# HOW TO COMPLETE THIS TASK
Could you retype all of the data below exactly as given?

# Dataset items
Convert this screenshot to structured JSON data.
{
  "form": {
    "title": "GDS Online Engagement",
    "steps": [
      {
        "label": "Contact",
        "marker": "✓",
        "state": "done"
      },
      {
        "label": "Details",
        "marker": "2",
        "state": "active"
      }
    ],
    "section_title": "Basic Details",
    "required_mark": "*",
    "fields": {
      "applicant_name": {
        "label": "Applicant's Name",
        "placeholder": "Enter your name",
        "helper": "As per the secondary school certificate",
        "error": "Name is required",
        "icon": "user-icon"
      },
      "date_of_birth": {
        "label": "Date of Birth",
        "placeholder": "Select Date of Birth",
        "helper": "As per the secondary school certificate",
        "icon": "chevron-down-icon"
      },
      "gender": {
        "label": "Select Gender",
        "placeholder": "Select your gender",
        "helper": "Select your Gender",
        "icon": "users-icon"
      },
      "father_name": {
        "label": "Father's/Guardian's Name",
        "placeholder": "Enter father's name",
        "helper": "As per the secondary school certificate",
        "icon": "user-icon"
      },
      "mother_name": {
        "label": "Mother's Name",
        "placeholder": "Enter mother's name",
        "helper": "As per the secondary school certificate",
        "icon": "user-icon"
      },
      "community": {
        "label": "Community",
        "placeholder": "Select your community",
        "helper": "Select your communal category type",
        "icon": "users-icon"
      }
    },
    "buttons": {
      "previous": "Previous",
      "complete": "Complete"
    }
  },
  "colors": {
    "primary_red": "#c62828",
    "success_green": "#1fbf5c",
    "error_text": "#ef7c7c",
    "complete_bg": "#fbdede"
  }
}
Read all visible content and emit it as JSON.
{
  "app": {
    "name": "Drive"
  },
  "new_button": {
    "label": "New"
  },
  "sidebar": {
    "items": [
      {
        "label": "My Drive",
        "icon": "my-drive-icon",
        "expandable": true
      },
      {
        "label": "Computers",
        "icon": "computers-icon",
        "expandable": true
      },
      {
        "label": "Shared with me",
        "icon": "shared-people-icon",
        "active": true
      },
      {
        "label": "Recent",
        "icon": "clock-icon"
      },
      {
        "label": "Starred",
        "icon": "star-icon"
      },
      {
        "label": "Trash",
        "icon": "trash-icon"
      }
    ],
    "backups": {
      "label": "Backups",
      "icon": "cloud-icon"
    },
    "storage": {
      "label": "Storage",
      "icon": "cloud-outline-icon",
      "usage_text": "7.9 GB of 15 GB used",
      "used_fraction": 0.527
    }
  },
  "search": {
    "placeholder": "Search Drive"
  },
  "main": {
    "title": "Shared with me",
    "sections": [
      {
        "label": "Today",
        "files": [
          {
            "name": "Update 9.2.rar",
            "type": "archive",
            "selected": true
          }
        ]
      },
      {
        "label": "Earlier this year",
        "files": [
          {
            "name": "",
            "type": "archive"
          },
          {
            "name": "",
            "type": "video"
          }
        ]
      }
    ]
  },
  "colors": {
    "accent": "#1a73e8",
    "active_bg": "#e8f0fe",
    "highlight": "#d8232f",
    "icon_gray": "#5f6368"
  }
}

# SOLUTION FOR THIS TASK
Convert this screenshot to structured JSON data.
{
  "form": {
    "title": "GDS Online Engagement",
    "steps": [
      {
        "label": "Contact",
        "marker": "✓",
        "state": "done"
      },
      {
        "label": "Details",
        "marker": "2",
        "state": "active"
      }
    ],
    "section_title": "Basic Details",
    "required_mark": "*",
    "fields": {
      "applicant_name": {
        "label": "Applicant's Name",
        "placeholder": "Enter your name",
        "helper": "As per the secondary school certificate",
        "error": "Name is required",
        "icon": "user-icon"
      },
      "date_of_birth": {
        "label": "Date of Birth",
        "placeholder": "Select Date of Birth",
        "helper": "As per the secondary school certificate",
        "icon": "chevron-down-icon"
      },
      "gender": {
        "label": "Select Gender",
        "placeholder": "Select your gender",
        "helper": "Select your Gender",
        "icon": "users-icon"
      },
      "father_name": {
        "label": "Father's/Guardian's Name",
        "placeholder": "Enter father's name",
        "helper": "As per the secondary school certificate",
        "icon": "user-icon"
      },
      "mother_name": {
        "label": "Mother's Name",
        "placeholder": "Enter mother's name",
        "helper": "As per the secondary school certificate",
        "icon": "user-icon"
      },
      "community": {
        "label": "Community",
        "placeholder": "Select your community",
        "helper": "Select your communal category type",
        "icon": "users-icon"
      }
    },
    "buttons": {
      "previous": "Previous",
      "complete": "Complete"
    }
  },
  "colors": {
    "primary_red": "#c62828",
    "success_green": "#1fbf5c",
    "error_text": "#ef7c7c",
    "complete_bg": "#fbdede"
  }
}
Read all visible content and emit it as JSON.
{
  "app": {
    "name": "Drive"
  },
  "new_button": {
    "label": "New"
  },
  "sidebar": {
    "items": [
      {
        "label": "My Drive",
        "icon": "my-drive-icon",
        "expandable": true
      },
      {
        "label": "Computers",
        "icon": "computers-icon",
        "expandable": true
      },
      {
        "label": "Shared with me",
        "icon": "shared-people-icon",
        "active": true
      },
      {
        "label": "Recent",
        "icon": "clock-icon"
      },
      {
        "label": "Starred",
        "icon": "star-icon"
      },
      {
        "label": "Trash",
        "icon": "trash-icon"
      }
    ],
    "backups": {
      "label": "Backups",
      "icon": "cloud-icon"
    },
    "storage": {
      "label": "Storage",
      "icon": "cloud-outline-icon",
      "usage_text": "7.9 GB of 15 GB used",
      "used_fraction": 0.527
    }
  },
  "search": {
    "placeholder": "Search Drive"
  },
  "main": {
    "title": "Shared with me",
    "sections": [
      {
        "label": "Today",
        "files": [
          {
            "name": "Update 9.2.rar",
            "type": "archive",
            "selected": true
          }
        ]
      },
      {
        "label": "Earlier this year",
        "files": [
          {
            "name": "",
            "type": "archive"
          },
          {
            "name": "",
            "type": "video"
          }
        ]
      }
    ]
  },
  "colors": {
    "accent": "#1a73e8",
    "active_bg": "#e8f0fe",
    "highlight": "#d8232f",
    "icon_gray": "#5f6368"
  }
}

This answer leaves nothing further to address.